• Supplied data:
------------
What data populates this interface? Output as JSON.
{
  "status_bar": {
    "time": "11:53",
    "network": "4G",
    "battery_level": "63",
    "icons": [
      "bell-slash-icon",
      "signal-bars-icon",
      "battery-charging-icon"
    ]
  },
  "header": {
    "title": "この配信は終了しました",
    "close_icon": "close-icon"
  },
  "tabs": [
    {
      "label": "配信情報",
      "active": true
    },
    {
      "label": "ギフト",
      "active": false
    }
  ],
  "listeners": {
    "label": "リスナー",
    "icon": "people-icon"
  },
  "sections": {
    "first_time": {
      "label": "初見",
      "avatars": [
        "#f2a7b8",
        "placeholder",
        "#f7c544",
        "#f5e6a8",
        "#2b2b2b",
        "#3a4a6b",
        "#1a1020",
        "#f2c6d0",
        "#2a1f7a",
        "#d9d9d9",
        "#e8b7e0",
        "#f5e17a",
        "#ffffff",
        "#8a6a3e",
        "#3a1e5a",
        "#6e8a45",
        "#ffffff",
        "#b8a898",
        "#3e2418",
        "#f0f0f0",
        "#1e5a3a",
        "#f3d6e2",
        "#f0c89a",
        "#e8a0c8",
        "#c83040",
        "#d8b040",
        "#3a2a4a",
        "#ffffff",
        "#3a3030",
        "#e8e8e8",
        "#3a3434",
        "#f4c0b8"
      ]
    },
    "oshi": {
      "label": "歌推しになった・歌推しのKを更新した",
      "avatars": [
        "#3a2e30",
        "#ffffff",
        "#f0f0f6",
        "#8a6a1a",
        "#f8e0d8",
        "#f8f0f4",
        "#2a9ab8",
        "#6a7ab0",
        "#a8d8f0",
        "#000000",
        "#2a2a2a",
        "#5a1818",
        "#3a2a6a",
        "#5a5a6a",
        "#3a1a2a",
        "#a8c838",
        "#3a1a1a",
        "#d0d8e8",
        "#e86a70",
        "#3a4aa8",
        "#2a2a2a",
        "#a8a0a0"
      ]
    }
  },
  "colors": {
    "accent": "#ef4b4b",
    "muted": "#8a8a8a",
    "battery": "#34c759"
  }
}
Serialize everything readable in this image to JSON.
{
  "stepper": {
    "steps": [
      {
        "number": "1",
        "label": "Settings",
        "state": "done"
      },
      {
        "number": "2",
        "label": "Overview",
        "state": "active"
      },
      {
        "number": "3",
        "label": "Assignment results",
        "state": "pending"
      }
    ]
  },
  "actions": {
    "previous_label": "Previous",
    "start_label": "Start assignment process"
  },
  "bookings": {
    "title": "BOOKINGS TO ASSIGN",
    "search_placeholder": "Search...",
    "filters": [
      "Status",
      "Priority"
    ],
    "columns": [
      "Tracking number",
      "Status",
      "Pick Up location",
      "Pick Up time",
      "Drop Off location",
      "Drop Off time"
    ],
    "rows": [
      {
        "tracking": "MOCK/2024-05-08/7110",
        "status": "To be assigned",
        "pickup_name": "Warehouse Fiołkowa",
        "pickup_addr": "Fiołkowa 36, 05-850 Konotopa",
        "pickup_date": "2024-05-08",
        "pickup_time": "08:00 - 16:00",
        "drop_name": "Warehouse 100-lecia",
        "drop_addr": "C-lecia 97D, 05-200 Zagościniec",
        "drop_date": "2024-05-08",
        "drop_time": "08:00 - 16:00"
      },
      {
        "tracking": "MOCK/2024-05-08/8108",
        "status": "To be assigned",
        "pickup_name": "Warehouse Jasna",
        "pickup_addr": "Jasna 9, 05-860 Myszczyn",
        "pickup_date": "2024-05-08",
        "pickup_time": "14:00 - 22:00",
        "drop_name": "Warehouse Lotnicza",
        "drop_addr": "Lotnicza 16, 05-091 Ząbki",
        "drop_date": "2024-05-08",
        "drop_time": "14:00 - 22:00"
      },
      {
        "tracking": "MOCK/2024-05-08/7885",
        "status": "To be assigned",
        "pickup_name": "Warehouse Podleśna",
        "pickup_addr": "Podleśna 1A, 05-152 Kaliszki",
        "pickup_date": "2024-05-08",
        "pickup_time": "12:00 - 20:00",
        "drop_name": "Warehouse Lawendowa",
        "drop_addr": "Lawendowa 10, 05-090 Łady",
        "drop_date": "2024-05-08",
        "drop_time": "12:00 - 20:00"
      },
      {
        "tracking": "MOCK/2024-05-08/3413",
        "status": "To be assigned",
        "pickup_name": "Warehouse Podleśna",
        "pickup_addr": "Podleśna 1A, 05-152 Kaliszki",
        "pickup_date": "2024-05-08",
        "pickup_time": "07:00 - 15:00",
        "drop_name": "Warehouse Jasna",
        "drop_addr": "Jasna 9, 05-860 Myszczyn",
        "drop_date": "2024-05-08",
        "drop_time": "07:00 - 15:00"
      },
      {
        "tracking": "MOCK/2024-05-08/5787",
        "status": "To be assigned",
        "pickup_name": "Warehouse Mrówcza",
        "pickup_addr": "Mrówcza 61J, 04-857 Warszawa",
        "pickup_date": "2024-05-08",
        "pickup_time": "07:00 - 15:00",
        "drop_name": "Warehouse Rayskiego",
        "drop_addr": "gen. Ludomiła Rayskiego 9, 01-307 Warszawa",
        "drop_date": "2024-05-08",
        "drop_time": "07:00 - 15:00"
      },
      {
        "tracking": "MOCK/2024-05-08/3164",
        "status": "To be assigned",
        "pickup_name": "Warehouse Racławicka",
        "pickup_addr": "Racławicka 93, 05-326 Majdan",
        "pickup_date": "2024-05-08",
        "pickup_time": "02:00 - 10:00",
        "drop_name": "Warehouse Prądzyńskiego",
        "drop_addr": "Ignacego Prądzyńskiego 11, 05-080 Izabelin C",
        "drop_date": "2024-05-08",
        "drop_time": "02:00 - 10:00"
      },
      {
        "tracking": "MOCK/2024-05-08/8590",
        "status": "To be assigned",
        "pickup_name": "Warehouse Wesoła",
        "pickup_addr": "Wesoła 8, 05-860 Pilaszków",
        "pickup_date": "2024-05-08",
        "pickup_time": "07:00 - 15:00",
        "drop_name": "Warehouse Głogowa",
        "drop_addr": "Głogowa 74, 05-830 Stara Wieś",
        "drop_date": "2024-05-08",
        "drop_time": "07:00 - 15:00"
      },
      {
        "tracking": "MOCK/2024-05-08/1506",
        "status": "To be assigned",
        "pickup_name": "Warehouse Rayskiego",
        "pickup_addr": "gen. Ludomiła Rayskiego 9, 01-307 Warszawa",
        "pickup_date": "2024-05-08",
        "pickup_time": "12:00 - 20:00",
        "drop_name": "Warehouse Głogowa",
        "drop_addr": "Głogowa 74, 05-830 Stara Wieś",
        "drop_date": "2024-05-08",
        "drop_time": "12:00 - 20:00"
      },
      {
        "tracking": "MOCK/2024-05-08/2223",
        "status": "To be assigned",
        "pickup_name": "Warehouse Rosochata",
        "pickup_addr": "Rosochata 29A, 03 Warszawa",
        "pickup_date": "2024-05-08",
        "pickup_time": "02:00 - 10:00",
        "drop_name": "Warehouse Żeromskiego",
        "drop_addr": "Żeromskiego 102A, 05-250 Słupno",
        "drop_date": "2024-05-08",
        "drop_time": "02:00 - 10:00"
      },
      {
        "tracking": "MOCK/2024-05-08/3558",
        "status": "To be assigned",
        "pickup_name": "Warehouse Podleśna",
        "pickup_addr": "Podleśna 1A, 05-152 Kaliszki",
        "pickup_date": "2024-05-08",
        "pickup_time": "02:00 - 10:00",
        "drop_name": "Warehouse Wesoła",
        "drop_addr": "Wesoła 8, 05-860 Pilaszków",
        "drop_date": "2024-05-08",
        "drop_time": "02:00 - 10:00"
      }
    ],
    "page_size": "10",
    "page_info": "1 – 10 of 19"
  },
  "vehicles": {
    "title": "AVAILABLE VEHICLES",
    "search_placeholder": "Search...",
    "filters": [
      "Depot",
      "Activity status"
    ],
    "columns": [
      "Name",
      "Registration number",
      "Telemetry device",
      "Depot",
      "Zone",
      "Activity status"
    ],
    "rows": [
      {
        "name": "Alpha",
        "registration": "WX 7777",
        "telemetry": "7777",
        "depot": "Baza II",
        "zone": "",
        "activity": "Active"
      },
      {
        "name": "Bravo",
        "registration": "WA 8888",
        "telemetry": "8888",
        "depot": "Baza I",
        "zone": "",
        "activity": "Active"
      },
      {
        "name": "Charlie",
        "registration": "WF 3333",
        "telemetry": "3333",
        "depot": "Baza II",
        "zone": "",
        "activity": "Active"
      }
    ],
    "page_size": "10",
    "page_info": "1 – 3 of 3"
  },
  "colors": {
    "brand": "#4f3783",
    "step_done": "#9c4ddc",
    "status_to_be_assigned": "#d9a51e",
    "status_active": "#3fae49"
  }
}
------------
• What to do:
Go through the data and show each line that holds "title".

• Finished task:
    "title": "この配信は終了しました",
    "title": "BOOKINGS TO ASSIGN",
    "title": "AVAILABLE VEHICLES",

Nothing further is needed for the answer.